Everyone with an SCI should receive appropriate and safe care, regardless of where they are treated. If you have received bowel care in a general hospital since January 2019, we really would like to hear from you!
January 2020 marks a full year since all NHS Trusts should have acted on an important Patient Safety Alert and fully implemented a policy for bowel care – but have they, and has it been successful? We would love to hear from you about your experiences of non-specialist hospitals in 2019.
Anyone with an SCI is acutely aware of the issues surrounding bowel management, especially when they are admitted to a general hospital, and the anxiety and concern this can cause. SIA regularly hears stories of poor and even unsafe bowel care from SCI people when admitted to a non-specialist setting; these stories are vitally important for us to understand where we must use our influence to get further action from the NHS on this critical issue.
Most people with an SCI need and use an established routine to manage their bowels safely and to maintain continence. However, when SCI people are admitted to a non-specialist hospital, nursing staff are often woefully ill-equipped to carry out these procedures and serious, life-threatening complications (including Autonomic Dysreflexia) can quickly follow.
In July 2018, after significant lobbying by SIA, the NHS in England, Wales and Northern Ireland sent a Patient Safety Alert to every NHS Trust or Health Board. This demanded that they update their policies to provide manual bowel evacuation to SCI people, and training for staff to undertake the process. SIA welcomed the Patient Safety Alert as a good first step and followed it up by sending out a sample policy for bowel care interventions, which hospitals could adopt to deliver safe bowel care to SCI people.

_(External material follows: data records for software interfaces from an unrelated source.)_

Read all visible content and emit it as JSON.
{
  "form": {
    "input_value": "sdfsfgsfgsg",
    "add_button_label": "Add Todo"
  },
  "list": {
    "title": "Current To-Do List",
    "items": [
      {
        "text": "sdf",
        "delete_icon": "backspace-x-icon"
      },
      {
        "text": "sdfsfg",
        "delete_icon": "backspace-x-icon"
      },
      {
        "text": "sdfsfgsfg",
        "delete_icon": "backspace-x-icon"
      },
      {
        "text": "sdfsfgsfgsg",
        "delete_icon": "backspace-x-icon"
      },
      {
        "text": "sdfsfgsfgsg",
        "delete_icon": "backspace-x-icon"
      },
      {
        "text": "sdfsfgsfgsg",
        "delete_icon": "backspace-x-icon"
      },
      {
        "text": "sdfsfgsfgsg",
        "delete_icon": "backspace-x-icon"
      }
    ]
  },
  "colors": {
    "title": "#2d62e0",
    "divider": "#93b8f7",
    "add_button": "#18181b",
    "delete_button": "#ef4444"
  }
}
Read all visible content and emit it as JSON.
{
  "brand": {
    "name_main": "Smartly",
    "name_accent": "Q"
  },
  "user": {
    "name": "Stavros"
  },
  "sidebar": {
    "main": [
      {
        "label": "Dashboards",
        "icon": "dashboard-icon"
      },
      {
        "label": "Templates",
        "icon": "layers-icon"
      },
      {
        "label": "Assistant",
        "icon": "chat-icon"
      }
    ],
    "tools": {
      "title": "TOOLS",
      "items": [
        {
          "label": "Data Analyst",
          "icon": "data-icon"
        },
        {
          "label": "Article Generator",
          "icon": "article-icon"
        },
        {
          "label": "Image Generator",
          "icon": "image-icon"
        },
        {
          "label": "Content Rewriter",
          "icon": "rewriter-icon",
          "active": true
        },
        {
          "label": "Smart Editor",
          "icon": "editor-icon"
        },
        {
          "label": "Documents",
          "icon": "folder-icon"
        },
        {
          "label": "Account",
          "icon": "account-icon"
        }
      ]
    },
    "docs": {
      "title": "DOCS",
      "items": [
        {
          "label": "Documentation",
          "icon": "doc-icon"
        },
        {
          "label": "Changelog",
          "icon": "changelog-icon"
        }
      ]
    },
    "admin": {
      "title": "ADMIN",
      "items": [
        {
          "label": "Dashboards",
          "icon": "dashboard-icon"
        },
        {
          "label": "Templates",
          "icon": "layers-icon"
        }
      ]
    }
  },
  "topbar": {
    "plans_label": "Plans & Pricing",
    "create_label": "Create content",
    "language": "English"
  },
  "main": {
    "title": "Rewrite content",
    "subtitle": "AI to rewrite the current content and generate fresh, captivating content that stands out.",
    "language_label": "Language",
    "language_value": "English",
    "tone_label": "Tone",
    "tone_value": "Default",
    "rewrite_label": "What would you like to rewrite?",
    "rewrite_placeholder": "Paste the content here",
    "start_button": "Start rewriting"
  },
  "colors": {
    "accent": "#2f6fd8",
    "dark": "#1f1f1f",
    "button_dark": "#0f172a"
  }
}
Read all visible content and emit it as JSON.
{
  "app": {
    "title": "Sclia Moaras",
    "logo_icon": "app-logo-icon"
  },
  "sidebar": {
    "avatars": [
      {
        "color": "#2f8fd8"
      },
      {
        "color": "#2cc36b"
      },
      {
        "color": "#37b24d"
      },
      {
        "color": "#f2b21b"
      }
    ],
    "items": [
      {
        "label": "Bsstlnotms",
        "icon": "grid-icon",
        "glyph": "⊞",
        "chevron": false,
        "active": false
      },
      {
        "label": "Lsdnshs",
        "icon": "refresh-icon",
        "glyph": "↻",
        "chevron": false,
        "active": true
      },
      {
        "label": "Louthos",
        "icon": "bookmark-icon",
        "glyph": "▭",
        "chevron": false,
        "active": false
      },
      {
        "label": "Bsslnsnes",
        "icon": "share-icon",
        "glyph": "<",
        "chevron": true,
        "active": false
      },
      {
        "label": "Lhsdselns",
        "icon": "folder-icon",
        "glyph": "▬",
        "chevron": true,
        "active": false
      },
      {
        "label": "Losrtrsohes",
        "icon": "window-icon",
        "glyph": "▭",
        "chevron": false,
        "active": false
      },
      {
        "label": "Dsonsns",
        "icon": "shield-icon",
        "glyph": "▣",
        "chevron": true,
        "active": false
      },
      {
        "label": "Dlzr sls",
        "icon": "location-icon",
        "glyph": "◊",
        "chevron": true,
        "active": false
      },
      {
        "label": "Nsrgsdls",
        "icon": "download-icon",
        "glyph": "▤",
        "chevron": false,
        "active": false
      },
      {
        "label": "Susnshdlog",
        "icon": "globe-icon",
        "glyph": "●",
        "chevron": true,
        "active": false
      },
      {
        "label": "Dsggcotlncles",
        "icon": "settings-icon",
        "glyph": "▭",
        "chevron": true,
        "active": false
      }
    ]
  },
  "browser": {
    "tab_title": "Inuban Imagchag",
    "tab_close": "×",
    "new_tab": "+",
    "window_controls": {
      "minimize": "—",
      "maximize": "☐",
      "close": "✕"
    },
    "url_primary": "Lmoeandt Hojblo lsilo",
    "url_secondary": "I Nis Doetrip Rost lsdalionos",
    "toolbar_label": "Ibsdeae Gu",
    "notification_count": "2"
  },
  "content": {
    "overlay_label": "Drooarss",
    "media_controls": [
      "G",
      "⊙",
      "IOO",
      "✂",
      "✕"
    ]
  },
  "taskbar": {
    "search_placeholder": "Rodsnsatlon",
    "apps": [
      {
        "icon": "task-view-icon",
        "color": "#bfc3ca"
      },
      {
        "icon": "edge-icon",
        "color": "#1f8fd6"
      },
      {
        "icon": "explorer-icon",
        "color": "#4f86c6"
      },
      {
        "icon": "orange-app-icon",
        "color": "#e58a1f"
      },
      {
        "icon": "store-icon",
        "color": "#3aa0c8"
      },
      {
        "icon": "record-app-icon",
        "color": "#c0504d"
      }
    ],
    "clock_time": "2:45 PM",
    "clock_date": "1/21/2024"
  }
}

We want poor bowel care to end. Our ongoing campaigning work in this area, the issuing of the Patient Safety Alert, and the tireless work of SIA’s SCI Nurse Specialists and Peer Support Officers, is all with the aim of making real changes to the way bowel care support for SCI people in general hospitals is provided.
If you have received bowel care – whether good or bad – in a non-specialist hospital in 2019 then please tell us about it. Email [email protected] with your story and help us ensure that no SCI person need endure poor bowel care in the future.
Report your experiences
In the event of you or a family member receiving poor bowel care you can report this – and any other concerns that you may have about your own, or another individual’s care – to the Care Quality Commission (CQC). The CQC will take that information and use it as a basis for determining whether an inspection of the premises and the care delivered is appropriate. Concerns can be raised via the CQC website: www.cqc.org.uk